Material for the task:
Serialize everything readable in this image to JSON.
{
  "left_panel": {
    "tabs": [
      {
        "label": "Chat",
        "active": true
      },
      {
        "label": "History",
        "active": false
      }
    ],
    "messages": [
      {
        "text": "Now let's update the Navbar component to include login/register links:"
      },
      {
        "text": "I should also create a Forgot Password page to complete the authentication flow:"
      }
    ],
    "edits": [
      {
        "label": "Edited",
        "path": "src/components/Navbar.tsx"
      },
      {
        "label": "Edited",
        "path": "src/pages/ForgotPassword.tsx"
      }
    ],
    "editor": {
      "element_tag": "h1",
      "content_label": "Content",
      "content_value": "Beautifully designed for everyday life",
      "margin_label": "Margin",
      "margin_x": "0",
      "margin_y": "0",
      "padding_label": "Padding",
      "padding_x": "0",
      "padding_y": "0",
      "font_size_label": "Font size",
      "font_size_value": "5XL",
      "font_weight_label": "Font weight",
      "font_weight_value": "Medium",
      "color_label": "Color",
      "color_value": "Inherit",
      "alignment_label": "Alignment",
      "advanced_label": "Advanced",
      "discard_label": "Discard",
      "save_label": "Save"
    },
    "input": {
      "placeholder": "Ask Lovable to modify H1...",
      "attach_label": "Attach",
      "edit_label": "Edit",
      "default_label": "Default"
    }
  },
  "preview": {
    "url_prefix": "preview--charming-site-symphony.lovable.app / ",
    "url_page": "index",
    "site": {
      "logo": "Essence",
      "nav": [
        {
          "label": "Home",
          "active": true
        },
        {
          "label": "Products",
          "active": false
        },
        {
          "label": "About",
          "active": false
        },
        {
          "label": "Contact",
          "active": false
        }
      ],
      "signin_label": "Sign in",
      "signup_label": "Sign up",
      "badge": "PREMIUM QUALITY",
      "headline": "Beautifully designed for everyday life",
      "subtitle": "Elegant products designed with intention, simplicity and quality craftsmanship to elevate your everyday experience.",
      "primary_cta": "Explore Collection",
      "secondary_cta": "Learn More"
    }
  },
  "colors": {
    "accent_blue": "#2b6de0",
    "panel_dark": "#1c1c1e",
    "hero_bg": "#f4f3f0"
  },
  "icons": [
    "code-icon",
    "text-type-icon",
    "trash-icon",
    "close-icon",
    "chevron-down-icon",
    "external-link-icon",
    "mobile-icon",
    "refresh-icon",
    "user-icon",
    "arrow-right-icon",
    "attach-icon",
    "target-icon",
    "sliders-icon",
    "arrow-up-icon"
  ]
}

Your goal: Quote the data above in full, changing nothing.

Answer space:
Serialize everything readable in this image to JSON.
{
  "left_panel": {
    "tabs": [
      {
        "label": "Chat",
        "active": true
      },
      {
        "label": "History",
        "active": false
      }
    ],
    "messages": [
      {
        "text": "Now let's update the Navbar component to include login/register links:"
      },
      {
        "text": "I should also create a Forgot Password page to complete the authentication flow:"
      }
    ],
    "edits": [
      {
        "label": "Edited",
        "path": "src/components/Navbar.tsx"
      },
      {
        "label": "Edited",
        "path": "src/pages/ForgotPassword.tsx"
      }
    ],
    "editor": {
      "element_tag": "h1",
      "content_label": "Content",
      "content_value": "Beautifully designed for everyday life",
      "margin_label": "Margin",
      "margin_x": "0",
      "margin_y": "0",
      "padding_label": "Padding",
      "padding_x": "0",
      "padding_y": "0",
      "font_size_label": "Font size",
      "font_size_value": "5XL",
      "font_weight_label": "Font weight",
      "font_weight_value": "Medium",
      "color_label": "Color",
      "color_value": "Inherit",
      "alignment_label": "Alignment",
      "advanced_label": "Advanced",
      "discard_label": "Discard",
      "save_label": "Save"
    },
    "input": {
      "placeholder": "Ask Lovable to modify H1...",
      "attach_label": "Attach",
      "edit_label": "Edit",
      "default_label": "Default"
    }
  },
  "preview": {
    "url_prefix": "preview--charming-site-symphony.lovable.app / ",
    "url_page": "index",
    "site": {
      "logo": "Essence",
      "nav": [
        {
          "label": "Home",
          "active": true
        },
        {
          "label": "Products",
          "active": false
        },
        {
          "label": "About",
          "active": false
        },
        {
          "label": "Contact",
          "active": false
        }
      ],
      "signin_label": "Sign in",
      "signup_label": "Sign up",
      "badge": "PREMIUM QUALITY",
      "headline": "Beautifully designed for everyday life",
      "subtitle": "Elegant products designed with intention, simplicity and quality craftsmanship to elevate your everyday experience.",
      "primary_cta": "Explore Collection",
      "secondary_cta": "Learn More"
    }
  },
  "colors": {
    "accent_blue": "#2b6de0",
    "panel_dark": "#1c1c1e",
    "hero_bg": "#f4f3f0"
  },
  "icons": [
    "code-icon",
    "text-type-icon",
    "trash-icon",
    "close-icon",
    "chevron-down-icon",
    "external-link-icon",
    "mobile-icon",
    "refresh-icon",
    "user-icon",
    "arrow-right-icon",
    "attach-icon",
    "target-icon",
    "sliders-icon",
    "arrow-up-icon"
  ]
}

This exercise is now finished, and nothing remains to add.